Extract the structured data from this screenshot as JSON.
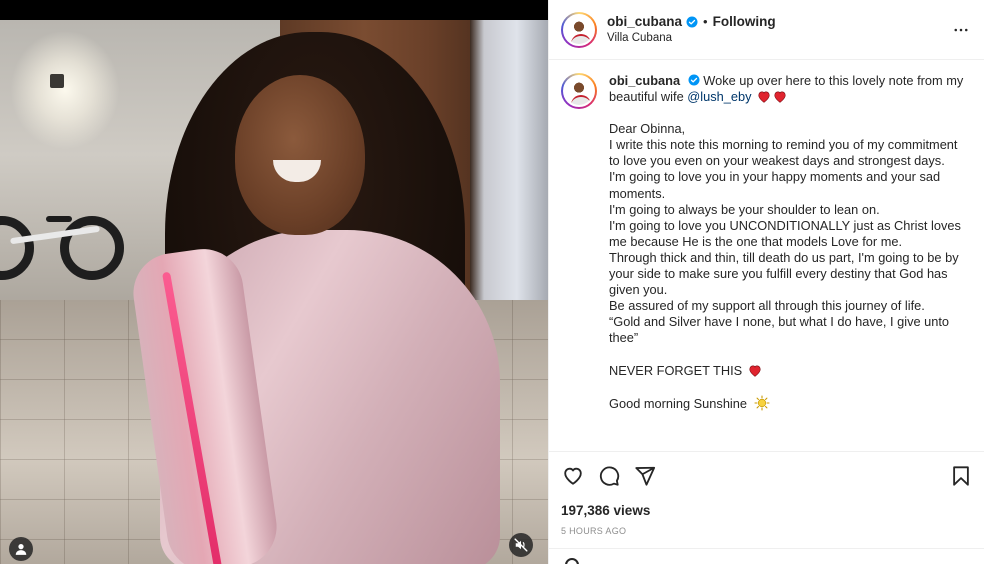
{
  "post": {
    "header": {
      "username": "obi_cubana",
      "verified": true,
      "separator": "•",
      "follow_status": "Following",
      "location": "Villa Cubana",
      "more_icon": "more-horizontal-icon"
    },
    "caption": {
      "username": "obi_cubana",
      "intro_text": "Woke up over here to this lovely note from my beautiful wife",
      "mention": "@lush_eby",
      "note_lines": [
        "Dear Obinna,",
        "I write this note this morning to remind you of my commitment to love you even on your weakest days and strongest days.",
        "I'm going to love you in your happy moments and your sad moments.",
        "I'm going to always be your shoulder to lean on.",
        "I'm going to love you UNCONDITIONALLY just as Christ loves me because He is the one that models Love for me.",
        "Through thick and thin, till death do us part, I'm going to be by your side to make sure you fulfill every destiny that God has given you.",
        "Be assured of my support all through this journey of life.",
        "“Gold and Silver have I none, but what I do have, I give unto thee”"
      ],
      "closing_1": "NEVER FORGET THIS",
      "closing_2": "Good morning Sunshine"
    },
    "stats": {
      "views": "197,386 views",
      "time_ago": "5 HOURS AGO"
    },
    "media": {
      "user_tag_icon": "person-tag-icon",
      "mute_icon": "speaker-muted-icon"
    },
    "colors": {
      "text": "#262626",
      "mention": "#00376b",
      "verified": "#0095f6",
      "heart": "#e0242f",
      "muted": "#8e8e8e",
      "divider": "#efefef"
    }
  }
}
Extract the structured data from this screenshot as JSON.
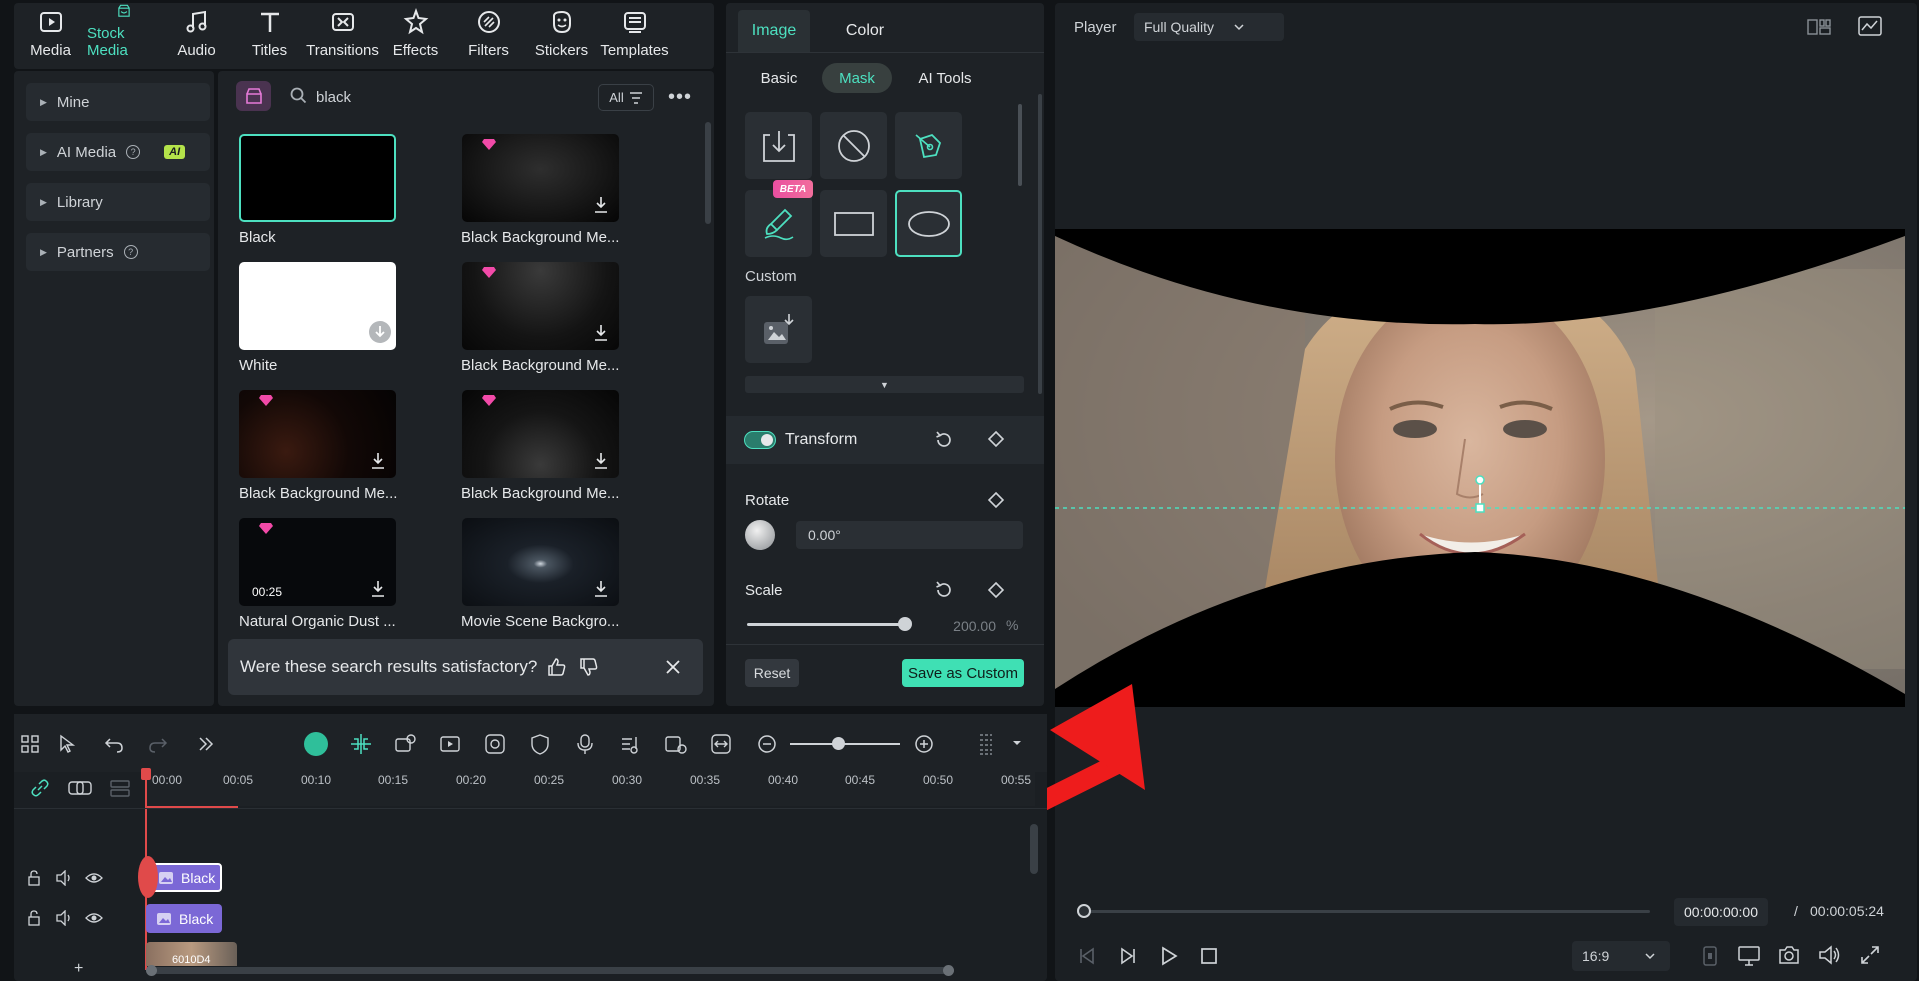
{
  "nav": {
    "items": [
      {
        "label": "Media",
        "icon": "media-icon"
      },
      {
        "label": "Stock Media",
        "icon": "stock-media-icon",
        "active": true
      },
      {
        "label": "Audio",
        "icon": "audio-icon"
      },
      {
        "label": "Titles",
        "icon": "titles-icon"
      },
      {
        "label": "Transitions",
        "icon": "transitions-icon"
      },
      {
        "label": "Effects",
        "icon": "effects-icon"
      },
      {
        "label": "Filters",
        "icon": "filters-icon"
      },
      {
        "label": "Stickers",
        "icon": "stickers-icon"
      },
      {
        "label": "Templates",
        "icon": "templates-icon"
      }
    ]
  },
  "library": {
    "mine": "Mine",
    "ai_media": "AI Media",
    "ai_badge": "AI",
    "library": "Library",
    "partners": "Partners"
  },
  "search": {
    "query": "black",
    "filter_label": "All"
  },
  "results": [
    {
      "label": "Black"
    },
    {
      "label": "Black Background Me..."
    },
    {
      "label": "White"
    },
    {
      "label": "Black Background Me..."
    },
    {
      "label": "Black Background Me..."
    },
    {
      "label": "Black Background Me..."
    },
    {
      "label": "Natural Organic Dust ...",
      "duration": "00:25"
    },
    {
      "label": "Movie Scene Backgro..."
    }
  ],
  "feedback": {
    "question": "Were these search results satisfactory?"
  },
  "props": {
    "tab_image": "Image",
    "tab_color": "Color",
    "sub_basic": "Basic",
    "sub_mask": "Mask",
    "sub_ai": "AI Tools",
    "beta": "BETA",
    "custom": "Custom",
    "transform": "Transform",
    "rotate": "Rotate",
    "rotate_value": "0.00°",
    "scale": "Scale",
    "scale_value": "200.00",
    "scale_unit": "%",
    "reset": "Reset",
    "save_custom": "Save as Custom"
  },
  "player": {
    "label": "Player",
    "quality": "Full Quality",
    "current_time": "00:00:00:00",
    "separator": "/",
    "total_time": "00:00:05:24",
    "aspect": "16:9"
  },
  "timeline": {
    "ticks": [
      "00:00",
      "00:05",
      "00:10",
      "00:15",
      "00:20",
      "00:25",
      "00:30",
      "00:35",
      "00:40",
      "00:45",
      "00:50",
      "00:55"
    ],
    "clip1": "Black",
    "clip2": "Black",
    "clip3": "6010D4",
    "add": "+"
  },
  "colors": {
    "accent": "#4de0c0",
    "clip": "#7b68d6",
    "arrow": "#ee1c1c"
  }
}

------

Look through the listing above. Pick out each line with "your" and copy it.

• [SOLUTION]:
        "I write this note this morning to remind you of my commitment to love you even on your weakest days and strongest days.",
        "I'm going to love you in your happy moments and your sad moments.",
        "I'm going to always be your shoulder to lean on.",
        "Through thick and thin, till death do us part, I'm going to be by your side to make sure you fulfill every destiny that God has given you.",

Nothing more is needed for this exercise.